I was reading comments on Facebook the other day on an article about frozen vegetables. I learned a couple of things: 1) I need to stop reading comments on Facebook and 2) I had no idea that people were such purists when it came to their vegetables. In this particular comments section, fights were breaking out about what was in frozen vegetables. One man in particular was adamant that frozen vegetables contained so many added ingredients — and that he would never buy anything that came in a bag in the frozen section. Even when the only ingredient listed on the bag was “green beans” this man was sure we were ingesting poison. For him, “processed” foods were an absolute no-go.
Going back to our philosophy that there are no foods that are off limits, I want to address the concept of “processed” foods. Maybe I’m too liberal in my eating choices, but I certainly don’t consider foods “processed” simply because they’ve been cut or thrown into a bag. Besides, processing foods isn’t necessarily a bad thing and shouldn’t be equated with poor nutritional choices. There is a whole range of “processed” foods, from minimally processed to neon-orange-level highly processed. On one end of the spectrum you’ve got frozen vegetables with nothing added. They’ve been picked at the height of freshness, frozen right away to preserve nutrients and are a great way to make sure you’ve always got broccoli on hand. They’re also a great way to quickly make a stir fry for a healthy meal and they’re great for when you want to make a soup but don’t want to chop onions and peppers. And what smoothie is even a smoothie without frozen fruits? Heck, I “process” my own frozen bananas all the damn time. Then there’s grabbing pre-cut fruits such as watermelon or pineapple because you’re on the go and didn’t bring your chef’s knife in your purse —also “minimally processed” for convenience. I’m not going to scream that people must eat melon from the rind or it doesn’t count.

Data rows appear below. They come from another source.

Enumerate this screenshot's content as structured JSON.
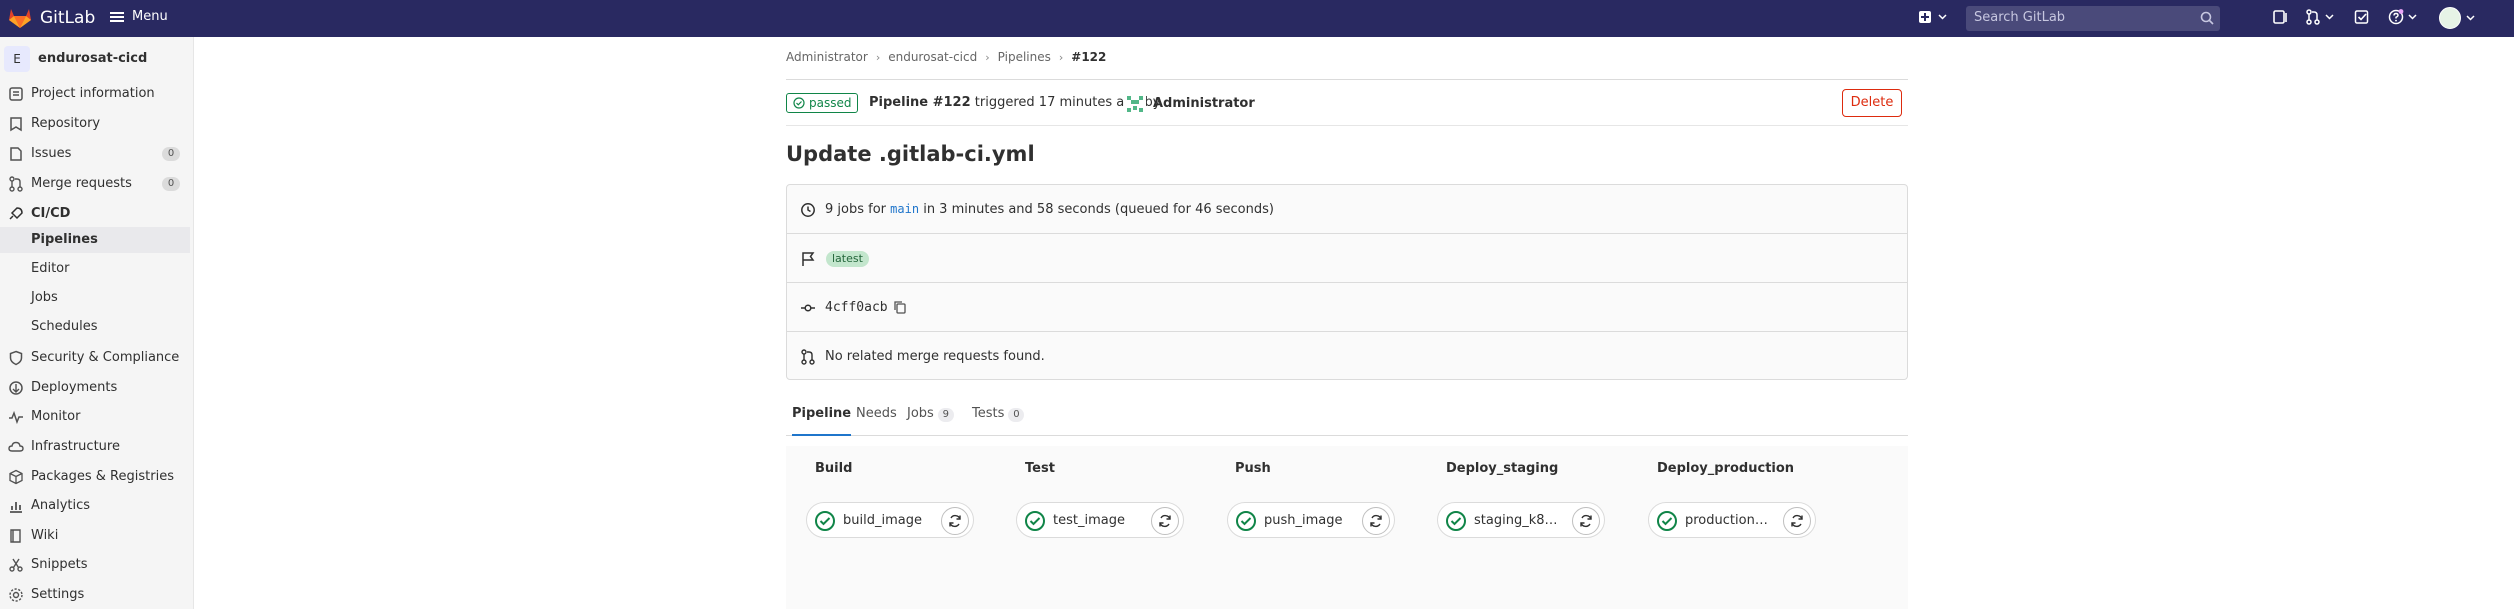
{
  "topbar": {
    "brand": "GitLab",
    "menu_label": "Menu",
    "search_placeholder": "Search GitLab"
  },
  "sidebar": {
    "project_initial": "E",
    "project_name": "endurosat-cicd",
    "items": [
      {
        "label": "Project information",
        "icon": "project-info-icon"
      },
      {
        "label": "Repository",
        "icon": "repository-icon"
      },
      {
        "label": "Issues",
        "icon": "issues-icon",
        "count": "0"
      },
      {
        "label": "Merge requests",
        "icon": "merge-request-icon",
        "count": "0"
      },
      {
        "label": "CI/CD",
        "icon": "rocket-icon"
      },
      {
        "label": "Security & Compliance",
        "icon": "shield-icon"
      },
      {
        "label": "Deployments",
        "icon": "deployments-icon"
      },
      {
        "label": "Monitor",
        "icon": "monitor-icon"
      },
      {
        "label": "Infrastructure",
        "icon": "cloud-icon"
      },
      {
        "label": "Packages & Registries",
        "icon": "package-icon"
      },
      {
        "label": "Analytics",
        "icon": "chart-icon"
      },
      {
        "label": "Wiki",
        "icon": "book-icon"
      },
      {
        "label": "Snippets",
        "icon": "snippet-icon"
      },
      {
        "label": "Settings",
        "icon": "gear-icon"
      }
    ],
    "cicd_sub": [
      "Pipelines",
      "Editor",
      "Jobs",
      "Schedules"
    ]
  },
  "breadcrumb": [
    "Administrator",
    "endurosat-cicd",
    "Pipelines",
    "#122"
  ],
  "pipeline": {
    "status": "passed",
    "name": "Pipeline #122",
    "triggered_text": "triggered 17 minutes ago by",
    "user": "Administrator",
    "delete_label": "Delete",
    "title": "Update .gitlab-ci.yml",
    "jobs_prefix": "9 jobs for",
    "branch": "main",
    "duration_text": "in 3 minutes and 58 seconds (queued for 46 seconds)",
    "tag": "latest",
    "commit": "4cff0acb",
    "mr_text": "No related merge requests found."
  },
  "tabs": [
    {
      "label": "Pipeline",
      "count": null
    },
    {
      "label": "Needs",
      "count": null
    },
    {
      "label": "Jobs",
      "count": "9"
    },
    {
      "label": "Tests",
      "count": "0"
    }
  ],
  "stages": [
    {
      "name": "Build",
      "job": "build_image"
    },
    {
      "name": "Test",
      "job": "test_image"
    },
    {
      "name": "Push",
      "job": "push_image"
    },
    {
      "name": "Deploy_staging",
      "job": "staging_k8s..."
    },
    {
      "name": "Deploy_production",
      "job": "production_k..."
    }
  ],
  "colors": {
    "navbar": "#292961",
    "success": "#108548",
    "danger": "#dd2b0e",
    "link": "#1f75cb"
  }
}
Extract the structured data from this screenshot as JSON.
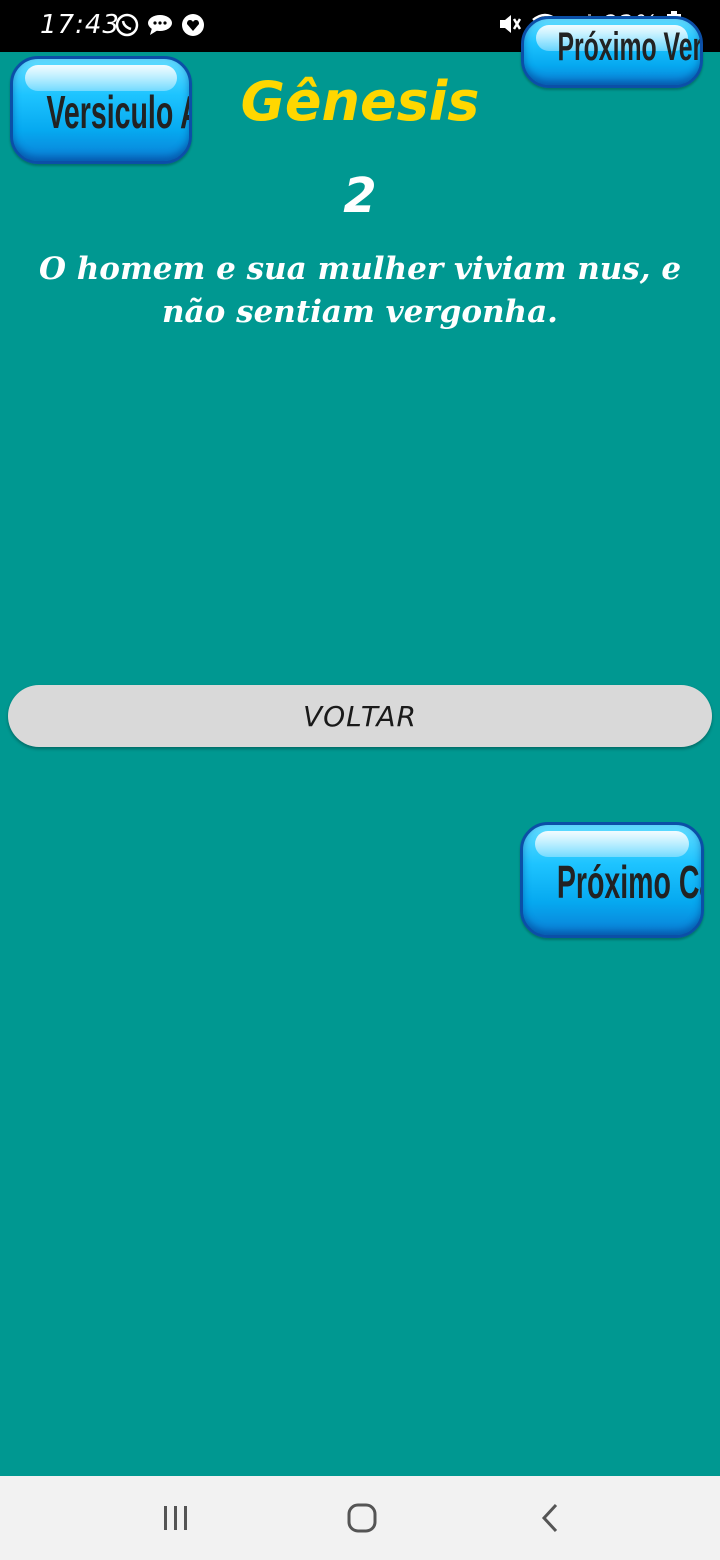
{
  "status_bar": {
    "time": "17:43",
    "battery_percent": "82%",
    "left_icons": [
      "whatsapp-icon",
      "chat-icon",
      "heart-app-icon"
    ],
    "right_icons": [
      "mute-icon",
      "wifi-icon",
      "signal-icon",
      "battery-icon"
    ]
  },
  "header": {
    "book": "Gênesis",
    "verse_number": "2"
  },
  "buttons": {
    "previous_verse": "Versiculo Anterior",
    "next_verse": "Próximo Versículo",
    "next_chapter": "Próximo Capítulo",
    "back": "VOLTAR"
  },
  "verse": {
    "text": "O homem e sua mulher viviam nus, e não sentiam vergonha."
  },
  "nav_bar": {
    "items": [
      "recents-icon",
      "home-icon",
      "back-icon"
    ]
  },
  "colors": {
    "background": "#009891",
    "title": "#ffd700",
    "verse_text": "#ffffff",
    "button_blue": "#1ec4ff",
    "voltar_bg": "#d9d9d9"
  }
}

Then there are more heavily processed foods, like canned tomatoes and soups. Items like roasted nuts, and yogurt. Beans. Canned tuna. Those items still have nutritional value even though they’ve been “processed.” Sure, you have to start watching out for added sugar, sodium and fat, but to act like those items don’t have nutrition simply because they’ve been processed is preposterous. Processing actually has — gasp — benefits like when milk and juices are fortified with calcium and vitamin D. It lets you have packaged fruit as a quick option when you run out of fresh fruit. “Processing” in the form of freezing lets you have access year round to cherries and mangoes and peaches.
So, yes, we should definitely be eating more of the whole foods and minimally processed items. But don’t be afraid of some of those “processed” items or some of those middle aisles of the grocery store. How else will you buy your olive oil? Just read the labels and make choices that are right for you.

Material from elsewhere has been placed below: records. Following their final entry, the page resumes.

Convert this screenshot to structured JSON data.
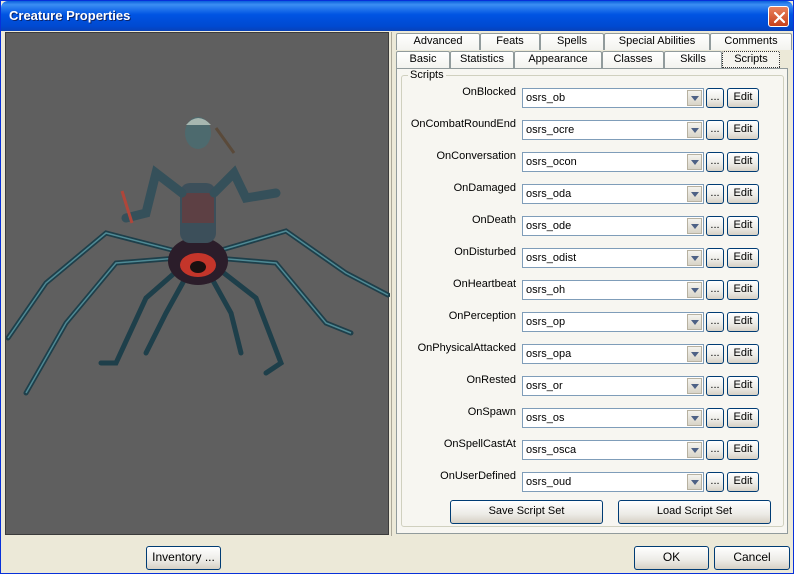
{
  "window": {
    "title": "Creature Properties"
  },
  "tabs": {
    "row1": [
      "Advanced",
      "Feats",
      "Spells",
      "Special Abilities",
      "Comments"
    ],
    "row2": [
      "Basic",
      "Statistics",
      "Appearance",
      "Classes",
      "Skills",
      "Scripts"
    ],
    "active": "Scripts"
  },
  "scripts": {
    "group_label": "Scripts",
    "browse_label": "...",
    "edit_label": "Edit",
    "rows": [
      {
        "event": "OnBlocked",
        "value": "osrs_ob"
      },
      {
        "event": "OnCombatRoundEnd",
        "value": "osrs_ocre"
      },
      {
        "event": "OnConversation",
        "value": "osrs_ocon"
      },
      {
        "event": "OnDamaged",
        "value": "osrs_oda"
      },
      {
        "event": "OnDeath",
        "value": "osrs_ode"
      },
      {
        "event": "OnDisturbed",
        "value": "osrs_odist"
      },
      {
        "event": "OnHeartbeat",
        "value": "osrs_oh"
      },
      {
        "event": "OnPerception",
        "value": "osrs_op"
      },
      {
        "event": "OnPhysicalAttacked",
        "value": "osrs_opa"
      },
      {
        "event": "OnRested",
        "value": "osrs_or"
      },
      {
        "event": "OnSpawn",
        "value": "osrs_os"
      },
      {
        "event": "OnSpellCastAt",
        "value": "osrs_osca"
      },
      {
        "event": "OnUserDefined",
        "value": "osrs_oud"
      }
    ],
    "save_set_label": "Save Script Set",
    "load_set_label": "Load Script Set"
  },
  "footer": {
    "inventory_label": "Inventory ...",
    "ok_label": "OK",
    "cancel_label": "Cancel"
  },
  "colors": {
    "title_bar": "#0054e3",
    "viewport_bg": "#5f5f5f",
    "dialog_bg": "#ece9d8"
  }
}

Are you a processed purist or do you embrace the right processed foods wholeheartedly like I do? —Erin